* _Dataset records_:
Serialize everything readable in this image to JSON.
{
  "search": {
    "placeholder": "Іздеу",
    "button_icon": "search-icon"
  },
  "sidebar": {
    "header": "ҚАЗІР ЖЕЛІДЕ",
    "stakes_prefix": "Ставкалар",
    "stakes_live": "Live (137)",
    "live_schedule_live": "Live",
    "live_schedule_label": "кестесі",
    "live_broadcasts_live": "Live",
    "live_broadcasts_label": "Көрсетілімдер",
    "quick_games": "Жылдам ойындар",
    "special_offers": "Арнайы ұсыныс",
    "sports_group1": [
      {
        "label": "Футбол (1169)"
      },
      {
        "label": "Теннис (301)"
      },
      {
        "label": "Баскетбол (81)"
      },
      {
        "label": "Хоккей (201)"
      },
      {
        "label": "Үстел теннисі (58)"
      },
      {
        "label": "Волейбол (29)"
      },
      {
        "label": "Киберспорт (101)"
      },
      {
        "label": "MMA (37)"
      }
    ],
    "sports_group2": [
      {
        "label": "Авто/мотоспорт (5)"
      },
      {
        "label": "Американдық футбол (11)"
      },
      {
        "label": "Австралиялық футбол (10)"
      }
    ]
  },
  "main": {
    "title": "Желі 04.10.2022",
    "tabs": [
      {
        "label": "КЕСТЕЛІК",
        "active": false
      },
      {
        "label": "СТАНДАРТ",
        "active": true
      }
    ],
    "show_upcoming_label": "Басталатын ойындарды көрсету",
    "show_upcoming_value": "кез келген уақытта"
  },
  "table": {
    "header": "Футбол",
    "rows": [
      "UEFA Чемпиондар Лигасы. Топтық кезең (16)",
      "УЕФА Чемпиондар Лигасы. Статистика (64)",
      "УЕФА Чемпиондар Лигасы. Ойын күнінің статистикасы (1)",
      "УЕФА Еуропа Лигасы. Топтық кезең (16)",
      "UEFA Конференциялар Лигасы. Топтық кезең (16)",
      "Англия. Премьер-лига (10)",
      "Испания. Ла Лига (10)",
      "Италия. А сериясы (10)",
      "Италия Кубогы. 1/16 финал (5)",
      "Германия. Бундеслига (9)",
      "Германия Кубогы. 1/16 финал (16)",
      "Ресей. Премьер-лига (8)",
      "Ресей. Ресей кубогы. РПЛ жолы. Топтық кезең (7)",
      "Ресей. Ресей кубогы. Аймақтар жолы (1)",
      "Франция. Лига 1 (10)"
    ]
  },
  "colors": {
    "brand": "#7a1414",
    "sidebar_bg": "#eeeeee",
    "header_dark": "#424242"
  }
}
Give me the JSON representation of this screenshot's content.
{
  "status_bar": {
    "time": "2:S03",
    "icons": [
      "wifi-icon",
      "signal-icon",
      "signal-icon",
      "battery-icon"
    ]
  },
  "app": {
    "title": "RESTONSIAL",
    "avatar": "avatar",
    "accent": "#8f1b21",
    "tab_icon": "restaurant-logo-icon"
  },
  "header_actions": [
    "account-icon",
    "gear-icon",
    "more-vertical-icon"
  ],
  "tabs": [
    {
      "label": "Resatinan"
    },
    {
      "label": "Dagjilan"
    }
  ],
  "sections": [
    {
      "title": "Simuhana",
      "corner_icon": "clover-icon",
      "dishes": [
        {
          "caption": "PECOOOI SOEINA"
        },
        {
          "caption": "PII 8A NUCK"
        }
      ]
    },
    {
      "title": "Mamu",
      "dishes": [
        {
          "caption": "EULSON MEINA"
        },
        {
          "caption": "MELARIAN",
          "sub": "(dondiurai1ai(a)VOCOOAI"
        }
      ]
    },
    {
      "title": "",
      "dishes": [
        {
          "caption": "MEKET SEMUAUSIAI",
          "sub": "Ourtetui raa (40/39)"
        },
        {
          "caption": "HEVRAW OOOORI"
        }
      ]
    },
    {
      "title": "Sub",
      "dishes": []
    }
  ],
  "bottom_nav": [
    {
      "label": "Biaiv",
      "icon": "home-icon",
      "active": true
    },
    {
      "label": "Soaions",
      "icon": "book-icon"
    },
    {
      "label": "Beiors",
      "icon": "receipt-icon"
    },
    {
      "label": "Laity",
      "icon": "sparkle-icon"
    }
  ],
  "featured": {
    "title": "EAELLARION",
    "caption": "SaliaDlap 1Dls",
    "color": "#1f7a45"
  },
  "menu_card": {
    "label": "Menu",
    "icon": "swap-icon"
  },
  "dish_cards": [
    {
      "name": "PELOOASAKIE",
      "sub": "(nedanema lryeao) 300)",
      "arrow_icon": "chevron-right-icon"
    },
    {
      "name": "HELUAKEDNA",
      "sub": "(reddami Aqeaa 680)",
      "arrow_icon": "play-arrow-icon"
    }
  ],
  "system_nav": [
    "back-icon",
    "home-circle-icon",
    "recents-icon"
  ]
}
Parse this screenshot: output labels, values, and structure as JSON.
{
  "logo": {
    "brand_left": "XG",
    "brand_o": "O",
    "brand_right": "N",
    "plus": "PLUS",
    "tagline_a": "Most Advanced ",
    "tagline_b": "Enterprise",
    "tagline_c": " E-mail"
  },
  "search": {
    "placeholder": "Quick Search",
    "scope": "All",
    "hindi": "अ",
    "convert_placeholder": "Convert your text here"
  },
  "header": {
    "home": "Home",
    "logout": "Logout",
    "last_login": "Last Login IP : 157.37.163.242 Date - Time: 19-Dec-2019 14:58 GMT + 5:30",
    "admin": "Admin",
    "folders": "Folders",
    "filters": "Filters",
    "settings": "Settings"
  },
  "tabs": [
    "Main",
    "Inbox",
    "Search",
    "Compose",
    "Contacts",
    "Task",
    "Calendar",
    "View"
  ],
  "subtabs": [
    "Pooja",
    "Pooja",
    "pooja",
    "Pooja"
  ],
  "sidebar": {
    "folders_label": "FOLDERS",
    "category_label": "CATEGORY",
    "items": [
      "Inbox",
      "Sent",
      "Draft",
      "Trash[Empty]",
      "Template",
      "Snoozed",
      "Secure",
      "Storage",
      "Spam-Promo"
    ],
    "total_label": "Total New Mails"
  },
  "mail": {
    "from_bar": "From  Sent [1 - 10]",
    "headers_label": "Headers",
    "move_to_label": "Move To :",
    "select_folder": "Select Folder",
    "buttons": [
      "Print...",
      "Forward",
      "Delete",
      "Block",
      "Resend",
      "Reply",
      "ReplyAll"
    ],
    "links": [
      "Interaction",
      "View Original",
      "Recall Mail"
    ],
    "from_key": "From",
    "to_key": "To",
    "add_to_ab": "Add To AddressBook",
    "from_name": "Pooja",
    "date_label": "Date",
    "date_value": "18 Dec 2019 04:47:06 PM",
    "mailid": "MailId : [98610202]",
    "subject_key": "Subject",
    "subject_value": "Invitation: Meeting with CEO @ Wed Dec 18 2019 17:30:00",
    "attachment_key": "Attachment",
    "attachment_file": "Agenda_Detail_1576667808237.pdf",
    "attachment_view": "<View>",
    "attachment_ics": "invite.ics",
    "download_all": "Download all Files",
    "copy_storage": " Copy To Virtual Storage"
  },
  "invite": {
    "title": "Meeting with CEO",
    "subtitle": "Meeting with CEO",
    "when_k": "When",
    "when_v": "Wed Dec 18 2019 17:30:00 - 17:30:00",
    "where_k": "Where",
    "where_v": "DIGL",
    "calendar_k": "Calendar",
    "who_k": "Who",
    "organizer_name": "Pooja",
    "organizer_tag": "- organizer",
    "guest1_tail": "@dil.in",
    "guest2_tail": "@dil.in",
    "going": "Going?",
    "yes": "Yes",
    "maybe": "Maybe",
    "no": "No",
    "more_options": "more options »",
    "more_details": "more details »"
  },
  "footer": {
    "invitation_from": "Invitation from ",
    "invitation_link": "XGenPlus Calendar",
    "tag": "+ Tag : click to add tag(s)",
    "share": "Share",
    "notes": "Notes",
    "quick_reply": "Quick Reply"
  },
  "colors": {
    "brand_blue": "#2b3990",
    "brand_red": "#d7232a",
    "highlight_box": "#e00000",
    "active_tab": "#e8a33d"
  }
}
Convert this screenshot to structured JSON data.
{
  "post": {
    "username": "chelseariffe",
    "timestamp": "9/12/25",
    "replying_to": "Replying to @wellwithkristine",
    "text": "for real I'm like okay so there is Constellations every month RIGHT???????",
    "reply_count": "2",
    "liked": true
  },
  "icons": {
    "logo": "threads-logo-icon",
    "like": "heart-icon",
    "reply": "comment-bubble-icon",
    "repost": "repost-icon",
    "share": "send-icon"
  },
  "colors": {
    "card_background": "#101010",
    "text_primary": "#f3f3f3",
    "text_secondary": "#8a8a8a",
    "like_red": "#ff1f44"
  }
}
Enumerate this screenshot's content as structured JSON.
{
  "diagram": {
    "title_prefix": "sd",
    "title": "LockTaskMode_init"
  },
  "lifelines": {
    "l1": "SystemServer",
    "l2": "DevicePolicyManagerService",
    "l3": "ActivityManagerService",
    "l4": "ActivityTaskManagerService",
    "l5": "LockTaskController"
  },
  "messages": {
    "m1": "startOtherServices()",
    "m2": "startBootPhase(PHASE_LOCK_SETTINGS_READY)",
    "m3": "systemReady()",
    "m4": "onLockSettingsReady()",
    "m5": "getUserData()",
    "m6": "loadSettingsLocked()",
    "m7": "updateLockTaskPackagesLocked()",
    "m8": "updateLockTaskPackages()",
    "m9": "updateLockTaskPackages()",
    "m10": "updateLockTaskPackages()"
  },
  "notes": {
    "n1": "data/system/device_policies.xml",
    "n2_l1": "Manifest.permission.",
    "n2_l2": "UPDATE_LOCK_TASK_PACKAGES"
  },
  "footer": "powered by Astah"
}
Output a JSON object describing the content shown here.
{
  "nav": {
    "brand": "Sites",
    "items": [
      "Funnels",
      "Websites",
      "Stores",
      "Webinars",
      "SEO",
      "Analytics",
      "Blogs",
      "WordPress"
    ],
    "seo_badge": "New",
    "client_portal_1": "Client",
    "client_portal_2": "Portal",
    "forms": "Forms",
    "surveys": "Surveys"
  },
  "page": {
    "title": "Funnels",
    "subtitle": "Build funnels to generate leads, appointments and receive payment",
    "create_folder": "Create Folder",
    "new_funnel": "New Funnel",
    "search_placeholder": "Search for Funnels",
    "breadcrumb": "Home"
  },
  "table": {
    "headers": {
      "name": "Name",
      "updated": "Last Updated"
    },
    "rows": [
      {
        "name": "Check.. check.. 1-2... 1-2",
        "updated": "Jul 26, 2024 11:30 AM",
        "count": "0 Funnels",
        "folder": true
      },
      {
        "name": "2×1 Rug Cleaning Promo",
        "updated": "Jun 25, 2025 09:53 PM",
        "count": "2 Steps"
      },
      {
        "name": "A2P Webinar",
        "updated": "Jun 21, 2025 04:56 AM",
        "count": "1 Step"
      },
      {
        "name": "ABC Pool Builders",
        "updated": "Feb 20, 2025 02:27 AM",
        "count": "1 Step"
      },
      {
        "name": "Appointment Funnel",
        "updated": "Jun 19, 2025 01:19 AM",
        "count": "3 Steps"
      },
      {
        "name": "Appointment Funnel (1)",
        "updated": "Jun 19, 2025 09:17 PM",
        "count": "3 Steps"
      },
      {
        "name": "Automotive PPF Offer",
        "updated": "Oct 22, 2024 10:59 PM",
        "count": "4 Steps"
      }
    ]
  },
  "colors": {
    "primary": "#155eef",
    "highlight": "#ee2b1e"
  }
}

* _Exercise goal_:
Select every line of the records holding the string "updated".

* _Output for this exercise_:
      "updated": "Last Updated"
        "updated": "Jul 26, 2024 11:30 AM",
        "updated": "Jun 25, 2025 09:53 PM",
        "updated": "Jun 21, 2025 04:56 AM",
        "updated": "Feb 20, 2025 02:27 AM",
        "updated": "Jun 19, 2025 01:19 AM",
        "updated": "Jun 19, 2025 09:17 PM",
        "updated": "Oct 22, 2024 10:59 PM",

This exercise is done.